32-0 and Counting

Supreme Court justices read the newspapers. And one thing they cannot have failed to notice in recent years is the unanimous opinion of majorities in states from coast to coast, border to border, blue to red, that marriage can only, ever be between one man and one woman.

They will get another dose of that reality next week when four more states will vote on this issue.

Proponents of real marriage constantly and rightly proclaim they are 32-0 when the people vote, while advocates of phony marriage are adept at avoiding this glaring fact.

Thirty-two states have voted in various ways on what is the definition of marriage. And each and every time they have voted for the historical understanding. Six states have legalized phony marriage, but never though a vote by the people, only as an imposition by political elites.

Proponents of phony marriage insist that the many state votes are the result of massive and deceptive advertising. Or they say it is a result of an unhealthy alliance between the religious right and the black and Hispanic communities.

Their people, they claim, have not been motivated, for whatever reason, to come out and vote. They point to polls that show most Americans share their view of marriage and simply cannot believe the results.

And when they lose, they ferret out supporters of historical marriage and publically shame them, get them fired from their jobs and worse. And then they’re amazed that they win in the opinion polls but lose in the voting booth.

Come Tuesday there will be four more tests and there is already crafty spinning of the likely losses already. Chad Griffin of the Human Rights Campaign, a group that is spending a whopping $5 million in the four states, is saying that even a single win “will be a turning point.”

According to the Washington Post, “Current polls indicate a solid lead for supporters in Maine and a lesser one in Washington State, while the races in Maryland and Minnesota are about even, with the opponents apparently gaining.”

The clear thing about those toss-ups in Maryland and Minnesota is that a toss-up in the polls a week out is a death knell for homosexual marriage on Election Day. That leaves Washington State and Maine.

The legislature in Washington State forced homosexual marriage on the people earlier this year and within weeks opponents gathered enough signatures for a ballot initiative that will either uphold the liberal law or overturn it. A ten-point advantage for homosexual marriage a few weeks ago has shrunk to a four-point advantage today.

This means that the campaign for homosexual marriage, backed by an $11 million treasure chest including huge donations from Jeff Bezos of Amazon and Bill Gates, will likely be overturned in Washington State, among the most liberal states in the country.

That leaves Maine. Maine voters overturned a legislatively imposed homosexual marriage law three years ago. Advocates have spent the intervening years attempting to make their case.

This is where they believe they have best chance of getting statewide voters to support their cause. We shall see. If they win in Maine, they will be 1-35, hardly an historical shift in American beliefs.

Proponents of historical marriage have taken to the airwaves to show the results that follow from homosexual marriage.

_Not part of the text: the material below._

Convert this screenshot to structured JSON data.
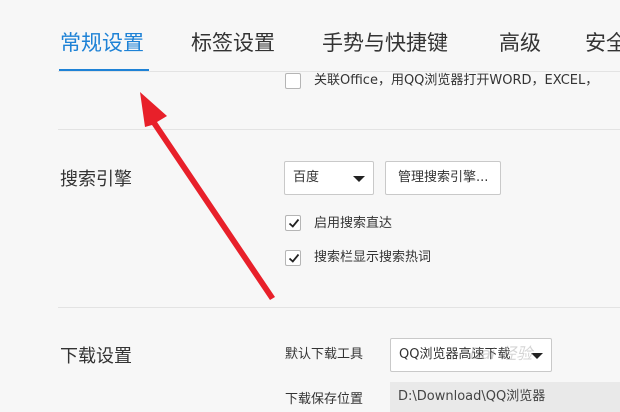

A couple from Massachusetts are featured in an ad in Washington State talking about how their grade school child was subjected to homosexual propaganda and how they were prevented by law from even knowing about when such lessons were being taught – and then not allowed to pull their child from school on that day.

A Vermont couple is featured in a Maine ad describing how a lesbian coupled sued them for not being allowed to use the couple’s Inn for their “wedding” event. The Vermont couple ended up paying $30,000 to defend themselves and now do not allow wedding events at their Inn.

All this is headed to the Supreme Court. The Court will announce on November 26 whether it will hear arguments on the constitutionality of the Defense of Marriage Act (DOMA), which has been ruled unconstitutional by two Federal Courts.

Proposition 8, which expressed California voters’ decision to stop homosexual marriage – and then was overturned by a homosexual judge – will probably be accepted by the Court then, too. These state votes come at a very good time if only to remind the Court how Americans think about marriage.

Conceivably the Court could deal with each of these cases and still not take the added step of imposing homosexual marriage on the fifty states.

The great value of the state votes that have taken place over many years now is that they have protected those states from the genderless mess that is homosexual marriage.

But the other perhaps greater value is to let the Supreme Court know that they proceed down the path to imposed homosexual marriage at the greatest peril. Court imposed abortion on demand has done incalculable damage to the American political and legal system. Court imposed homosexual marriage could do even worse damage.

Marriage and family hang in the balance but so does the reputation of the Supreme Court.

Next week we will see three perhaps four more decisions by voters that marriage can only be between one man and one woman. And these votes will have taken place in the liberal states of Washington, Minnesota, Maryland, and Maine.

The will of the American people cannot be any clearer. Justice Kennedy, are you listening?

Austin Ruse is the President of the New York and Washington, D.C.-based Center for Family & Human Rights (C-Fam), a research institute that focuses exclusively on international social policy. The opinions expressed here are Mr. Ruse’s alone and do not necessarily reflect the policies or positions of C-Fam.